Seriously. If human beings have no viable Habeas Corpus remedy in a country, then that country exists in an immoral void outside of any known understanding of the concept of “the rule of law”.
Third, I would like to highlight just exactly who has decreed this fundamental gutting of everything the United States of America is supposed to stand for, and was founded upon. It was not, as Pow Wow appropriately notes, the august robes of final judgment at the Supreme Court. No, the Supremes have indeed, like Pilates of modern justice, washed their hands of the critical murder. Notably, not even Anthony Kennedy, who authored Boumediene, voted in favor of accepting certiorari and defending his seminal, and critical, decision. But the Kiyemba III abdication was simply the crowning coup de grace. Instead, despite the early work on detainee litigation, and notably Habeas claims, which culminated in the groundbreaking, and somewhat refreshing, Boumediene decision penned by Tony Kennedy, the Supremes have abdicated their throne and left the law to the uniquely questionable discretion of the DC Circuit.

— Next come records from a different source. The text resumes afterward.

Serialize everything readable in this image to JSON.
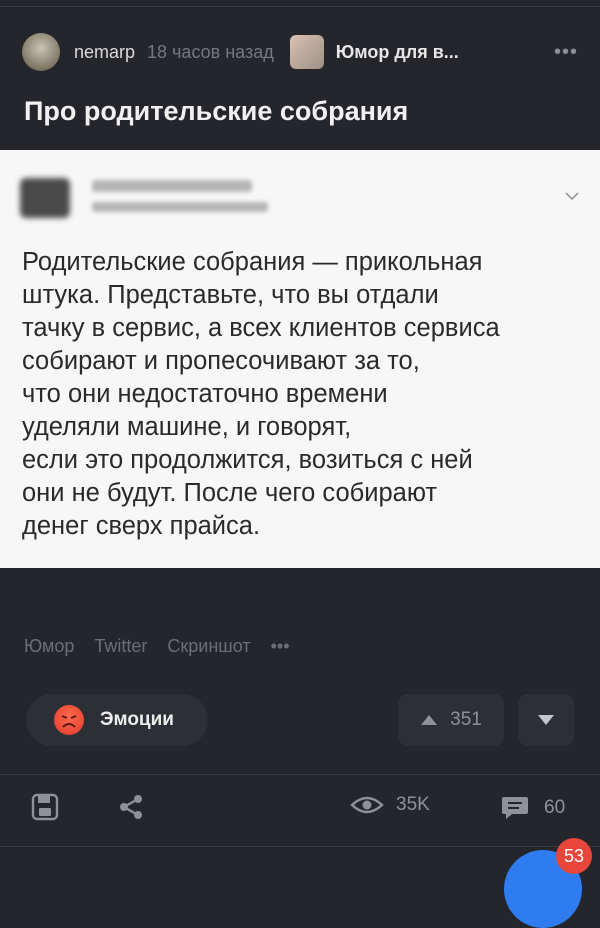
{
  "post": {
    "author": "nemarp",
    "time": "18 часов назад",
    "community": "Юмор для в...",
    "title": "Про родительские собрания",
    "more_icon": "more-icon"
  },
  "tweet": {
    "text": "Родительские собрания — прикольная\nштука. Представьте, что вы отдали\nтачку в сервис, а всех клиентов сервиса\nсобирают и пропесочивают за то,\nчто они недостаточно времени\nуделяли машине, и говорят,\nесли это продолжится, возиться с ней\nони не будут. После чего собирают\nденег сверх прайса.",
    "chevron_icon": "chevron-down-icon"
  },
  "tags": [
    "Юмор",
    "Twitter",
    "Скриншот"
  ],
  "actions": {
    "emotions_label": "Эмоции",
    "rating": "351"
  },
  "stats": {
    "views": "35K",
    "comments": "60"
  },
  "notification_badge": "53",
  "colors": {
    "background": "#24262b",
    "card": "#f7f7f7",
    "button": "#2c2f35",
    "accent": "#2e7cf0",
    "badge": "#e8463a"
  }
}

Did I mention just exactly who the judges at the DC Circuit, that have made the current sad and tragic law, is notable?? Look no further than Pow Wow’s comment. We have the smooth stylings of none other than Janice Rogers Brown, Lawrence Silberman and a chap who was actually an active part of the Bush/Cheney torture brigade prior to being elevated to the court, Brett Kavanagh. It would be impossible, even in the wildest Salvador Dali dream, to conjure up three judges more unsuitable for the task of deciding the viability, indeed existence, of Habeas Corpus in these circumstances.
And, make no mistake, what happens in the supposedly distinct and discreet realm of “detainee law” can, and absolutely will, eventually bleed into standard criminal law as we know it. Regular citizens do not want to believe that, and will poo poo the thought; lawyers that ply the halls of high grade criminal law not only think it, they know it for a fact in their bones. The Fourth Amendment, Due Process and Fundamental Fairness only travel in one direction, and it is not the enlightened, proper and just direction.
When our children ask in the future how the Great Writ of Habeas Corpus, the foundation of law, died, this is the time and this is the answer.